Key to these movements is that they are no longer willing to simply talk about their demands-they are acting on them. In the past two years, South Africa has experienced a surge in direct-action, with groups like the Soweto Electricity Crisis Committee, the Landless People's Movement, Durban's Concerned Citizens Forum and the Cape Town Anti-Eviction Campaign organizing to resist evictions, to claim unproductive land and to reconnect cut off water and electricity in the townships.
A mass demonstration is planned for August 31, but the fate of the march is by no means certain. The South African government appears to have decided that if nothing else comes of it, the summit is at least an opportunity "to change misconceptions about safety and security in South Africa [and] attract the attention of foreign tourists and investors," in the words of Provincial Police Commissioner Perumal Naidoo.
What this means in practice is that while street signs welcome delegates to "feel the pulse" of "the Sensational City," Sandton, the ultra-rich suburb where the conference is being held, has been transformed into a military zone, complete with "mega search park" and remote spy planes patrolling the skies. All protests are confined to a 1.8 kilometer "struggle pen," as many are calling it, and even there, only police-permitted marches are allowed.
Vendors and beggars have been swept from the streets, residents of squatter camps have been evicted (many have been relocated to less visible sites, far from busy roads). Moss Moya, a township resident facing eviction from his home of eighteen years, holds out little hope that the summit will help South Africa's poor. "If they are going to help us," he said, "they need to see us." But when Moya and his neighbors held a rally to resist the attempts to relocate them behind a grove of trees, the police cracked down and Moya, a former ANC supporter, was shot in the mouth with a rubber bullet, knocking out six of his teeth. When he went to file a complaint with the police, he was thrown in jail. Moya and some 1,000 other township residents decided to take their struggle to downtown Johannesburg, holding a peaceful rally outside the offices of the Premier of Gauteng, the province in which Johannesburg is located. Right underneath a sign that announces, The People of Gauteng Welcome WSSD Delegates to the Smart Province, seventy-seven demonstrators were arrested, including the entire leadership of the Landless People's Movement. (All but one—a US citizen, still facing deportation—have since been released.)
On August 24, police even attacked a candle-light "freedom of expression march," held to protest these and other mass arrests. The spontaneously organized march was headed to a downtown prison, but before the crowd of 1,000 local and international activists had walked a block, riot police surrounded them and barricaded the road. Without warning, stun grenades were fired at the marchers, injuring three.

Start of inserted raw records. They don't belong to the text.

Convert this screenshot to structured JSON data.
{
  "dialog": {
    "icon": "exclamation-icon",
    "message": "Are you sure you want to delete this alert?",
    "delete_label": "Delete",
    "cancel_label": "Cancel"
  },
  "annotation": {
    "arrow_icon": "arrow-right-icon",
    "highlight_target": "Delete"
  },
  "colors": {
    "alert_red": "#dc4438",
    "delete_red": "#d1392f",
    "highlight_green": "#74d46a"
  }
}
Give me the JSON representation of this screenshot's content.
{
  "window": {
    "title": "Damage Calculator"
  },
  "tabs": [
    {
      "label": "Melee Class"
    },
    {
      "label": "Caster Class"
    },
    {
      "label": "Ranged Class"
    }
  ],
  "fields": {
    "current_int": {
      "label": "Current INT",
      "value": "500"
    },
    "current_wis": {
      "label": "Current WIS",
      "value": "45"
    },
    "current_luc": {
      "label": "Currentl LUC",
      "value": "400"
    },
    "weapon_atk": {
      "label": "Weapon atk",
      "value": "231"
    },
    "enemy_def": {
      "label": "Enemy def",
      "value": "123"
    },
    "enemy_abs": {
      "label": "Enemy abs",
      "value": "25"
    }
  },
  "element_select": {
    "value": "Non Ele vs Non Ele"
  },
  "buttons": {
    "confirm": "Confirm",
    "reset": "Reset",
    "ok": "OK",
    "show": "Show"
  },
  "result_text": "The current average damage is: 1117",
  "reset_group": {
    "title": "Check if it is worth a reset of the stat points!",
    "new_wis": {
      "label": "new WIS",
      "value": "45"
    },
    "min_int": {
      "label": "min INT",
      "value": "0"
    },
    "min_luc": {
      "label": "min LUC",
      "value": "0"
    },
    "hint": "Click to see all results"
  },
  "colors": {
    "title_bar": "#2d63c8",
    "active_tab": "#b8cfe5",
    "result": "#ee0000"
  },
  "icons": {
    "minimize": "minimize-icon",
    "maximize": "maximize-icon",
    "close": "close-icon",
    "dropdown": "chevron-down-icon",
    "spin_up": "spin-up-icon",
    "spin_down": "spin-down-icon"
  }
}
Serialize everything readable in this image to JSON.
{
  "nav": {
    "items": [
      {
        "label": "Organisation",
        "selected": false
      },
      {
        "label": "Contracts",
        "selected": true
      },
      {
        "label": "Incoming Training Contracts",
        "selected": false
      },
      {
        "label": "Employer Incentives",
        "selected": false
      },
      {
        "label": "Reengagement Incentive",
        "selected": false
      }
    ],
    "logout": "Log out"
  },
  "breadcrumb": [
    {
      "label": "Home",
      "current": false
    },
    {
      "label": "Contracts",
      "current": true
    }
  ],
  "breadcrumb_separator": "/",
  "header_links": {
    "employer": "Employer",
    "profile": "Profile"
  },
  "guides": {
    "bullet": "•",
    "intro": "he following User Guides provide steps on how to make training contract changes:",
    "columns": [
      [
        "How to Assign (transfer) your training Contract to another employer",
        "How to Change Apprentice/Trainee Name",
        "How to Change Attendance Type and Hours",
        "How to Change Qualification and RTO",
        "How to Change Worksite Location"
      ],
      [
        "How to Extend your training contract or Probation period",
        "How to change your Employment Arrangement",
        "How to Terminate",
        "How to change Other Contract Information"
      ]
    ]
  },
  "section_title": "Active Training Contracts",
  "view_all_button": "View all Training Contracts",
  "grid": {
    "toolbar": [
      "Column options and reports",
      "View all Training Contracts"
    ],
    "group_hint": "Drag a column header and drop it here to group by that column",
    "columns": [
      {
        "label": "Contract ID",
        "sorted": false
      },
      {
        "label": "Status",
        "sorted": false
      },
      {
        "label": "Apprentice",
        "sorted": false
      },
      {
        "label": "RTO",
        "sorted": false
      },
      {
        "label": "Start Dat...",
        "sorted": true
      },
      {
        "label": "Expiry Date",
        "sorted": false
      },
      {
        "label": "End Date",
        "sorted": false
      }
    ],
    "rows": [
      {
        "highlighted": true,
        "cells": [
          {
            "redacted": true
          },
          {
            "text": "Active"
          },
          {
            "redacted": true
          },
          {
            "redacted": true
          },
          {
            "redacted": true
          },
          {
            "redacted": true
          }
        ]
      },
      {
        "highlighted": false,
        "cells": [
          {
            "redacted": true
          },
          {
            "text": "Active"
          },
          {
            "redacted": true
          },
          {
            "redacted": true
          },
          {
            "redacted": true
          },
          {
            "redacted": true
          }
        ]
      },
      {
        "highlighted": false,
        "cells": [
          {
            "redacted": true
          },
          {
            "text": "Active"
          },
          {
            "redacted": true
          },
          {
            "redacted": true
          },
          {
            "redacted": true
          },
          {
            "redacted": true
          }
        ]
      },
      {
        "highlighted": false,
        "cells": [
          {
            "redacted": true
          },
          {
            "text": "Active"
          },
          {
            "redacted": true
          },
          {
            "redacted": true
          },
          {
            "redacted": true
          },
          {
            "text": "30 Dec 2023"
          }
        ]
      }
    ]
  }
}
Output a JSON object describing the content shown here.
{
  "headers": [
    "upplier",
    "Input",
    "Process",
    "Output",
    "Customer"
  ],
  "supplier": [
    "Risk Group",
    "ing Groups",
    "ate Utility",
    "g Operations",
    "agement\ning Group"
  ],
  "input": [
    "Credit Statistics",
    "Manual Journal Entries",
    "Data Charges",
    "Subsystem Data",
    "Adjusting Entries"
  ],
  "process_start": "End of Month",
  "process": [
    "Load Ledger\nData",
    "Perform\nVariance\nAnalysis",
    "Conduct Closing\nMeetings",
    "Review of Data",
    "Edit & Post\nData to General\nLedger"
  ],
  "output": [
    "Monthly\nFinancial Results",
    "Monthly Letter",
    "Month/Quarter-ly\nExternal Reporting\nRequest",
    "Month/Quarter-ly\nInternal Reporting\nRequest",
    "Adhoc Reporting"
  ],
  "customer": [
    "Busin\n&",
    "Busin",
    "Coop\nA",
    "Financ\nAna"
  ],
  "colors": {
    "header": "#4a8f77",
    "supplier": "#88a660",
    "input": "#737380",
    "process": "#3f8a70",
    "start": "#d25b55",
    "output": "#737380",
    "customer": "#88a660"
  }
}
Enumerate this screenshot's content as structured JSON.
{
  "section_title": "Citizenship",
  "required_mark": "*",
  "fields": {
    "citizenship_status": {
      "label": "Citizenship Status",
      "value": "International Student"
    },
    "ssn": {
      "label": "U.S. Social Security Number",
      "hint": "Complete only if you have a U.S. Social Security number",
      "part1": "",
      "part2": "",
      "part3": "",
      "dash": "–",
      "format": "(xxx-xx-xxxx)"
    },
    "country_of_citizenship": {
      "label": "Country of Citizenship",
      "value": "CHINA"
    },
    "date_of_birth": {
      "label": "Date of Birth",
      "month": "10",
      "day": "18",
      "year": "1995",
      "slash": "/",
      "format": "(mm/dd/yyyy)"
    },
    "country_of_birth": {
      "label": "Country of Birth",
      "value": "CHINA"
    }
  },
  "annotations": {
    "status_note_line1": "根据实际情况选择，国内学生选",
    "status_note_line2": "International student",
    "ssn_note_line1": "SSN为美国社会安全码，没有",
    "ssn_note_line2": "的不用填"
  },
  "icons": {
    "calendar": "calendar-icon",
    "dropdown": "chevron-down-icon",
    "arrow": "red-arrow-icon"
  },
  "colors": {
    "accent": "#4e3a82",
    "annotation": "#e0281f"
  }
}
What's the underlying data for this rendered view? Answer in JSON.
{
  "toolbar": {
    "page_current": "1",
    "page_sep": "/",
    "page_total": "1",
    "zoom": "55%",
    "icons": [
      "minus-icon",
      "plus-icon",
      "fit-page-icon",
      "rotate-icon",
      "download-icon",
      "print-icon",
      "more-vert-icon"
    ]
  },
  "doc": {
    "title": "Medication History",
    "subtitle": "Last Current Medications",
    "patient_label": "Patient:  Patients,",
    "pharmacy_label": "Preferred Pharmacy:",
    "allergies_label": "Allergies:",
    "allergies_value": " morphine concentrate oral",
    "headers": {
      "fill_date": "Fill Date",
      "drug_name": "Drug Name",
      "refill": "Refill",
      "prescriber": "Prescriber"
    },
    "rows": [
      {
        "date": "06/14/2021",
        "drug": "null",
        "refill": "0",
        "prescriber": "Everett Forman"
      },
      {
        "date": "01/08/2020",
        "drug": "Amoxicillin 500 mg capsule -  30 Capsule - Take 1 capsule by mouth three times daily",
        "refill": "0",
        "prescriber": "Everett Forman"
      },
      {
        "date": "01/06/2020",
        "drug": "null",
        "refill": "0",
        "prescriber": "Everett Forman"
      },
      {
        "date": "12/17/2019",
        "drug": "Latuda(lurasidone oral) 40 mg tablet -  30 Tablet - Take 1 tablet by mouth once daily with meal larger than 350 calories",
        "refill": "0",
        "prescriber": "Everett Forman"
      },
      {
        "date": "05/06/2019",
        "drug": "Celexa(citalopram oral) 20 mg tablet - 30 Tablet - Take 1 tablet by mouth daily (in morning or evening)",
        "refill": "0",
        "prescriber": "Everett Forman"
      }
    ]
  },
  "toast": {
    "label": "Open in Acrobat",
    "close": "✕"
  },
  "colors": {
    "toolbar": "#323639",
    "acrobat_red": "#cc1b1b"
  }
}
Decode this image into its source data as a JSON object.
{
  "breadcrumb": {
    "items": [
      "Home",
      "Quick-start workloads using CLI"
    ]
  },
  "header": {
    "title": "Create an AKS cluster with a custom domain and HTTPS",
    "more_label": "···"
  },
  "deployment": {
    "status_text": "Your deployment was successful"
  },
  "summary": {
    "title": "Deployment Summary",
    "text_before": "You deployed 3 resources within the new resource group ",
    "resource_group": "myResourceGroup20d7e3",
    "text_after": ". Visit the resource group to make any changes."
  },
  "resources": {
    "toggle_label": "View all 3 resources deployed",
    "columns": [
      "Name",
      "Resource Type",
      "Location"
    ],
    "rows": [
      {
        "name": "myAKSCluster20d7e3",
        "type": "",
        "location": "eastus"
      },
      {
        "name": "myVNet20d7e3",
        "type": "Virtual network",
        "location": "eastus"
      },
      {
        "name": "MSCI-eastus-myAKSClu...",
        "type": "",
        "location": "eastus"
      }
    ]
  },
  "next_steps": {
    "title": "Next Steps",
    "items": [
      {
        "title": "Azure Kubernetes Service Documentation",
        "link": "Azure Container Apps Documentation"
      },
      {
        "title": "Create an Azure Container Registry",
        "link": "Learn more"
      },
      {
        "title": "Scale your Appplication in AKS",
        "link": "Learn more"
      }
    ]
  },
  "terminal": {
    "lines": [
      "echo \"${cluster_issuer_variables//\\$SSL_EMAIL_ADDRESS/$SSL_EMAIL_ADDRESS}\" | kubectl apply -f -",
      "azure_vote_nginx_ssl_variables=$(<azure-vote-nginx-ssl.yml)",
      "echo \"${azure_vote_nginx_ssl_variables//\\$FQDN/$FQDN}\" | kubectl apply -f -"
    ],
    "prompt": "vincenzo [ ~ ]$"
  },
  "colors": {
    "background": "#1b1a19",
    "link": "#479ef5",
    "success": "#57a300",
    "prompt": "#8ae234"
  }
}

The World Summit on Sustainable Development isn't going to save the world; it merely offers an exaggerated mirror of it. In the gourmet restaurants of super-rich Sandton, delegates are literally dining out on their concern for the poor. Meanwhile, outside the gates, poor people are being hidden away, assaulted and imprisoned for what has become the iconic act of resistance in an unsustainable world: refusing to disappear.
A version of this article first appeared in The Nation.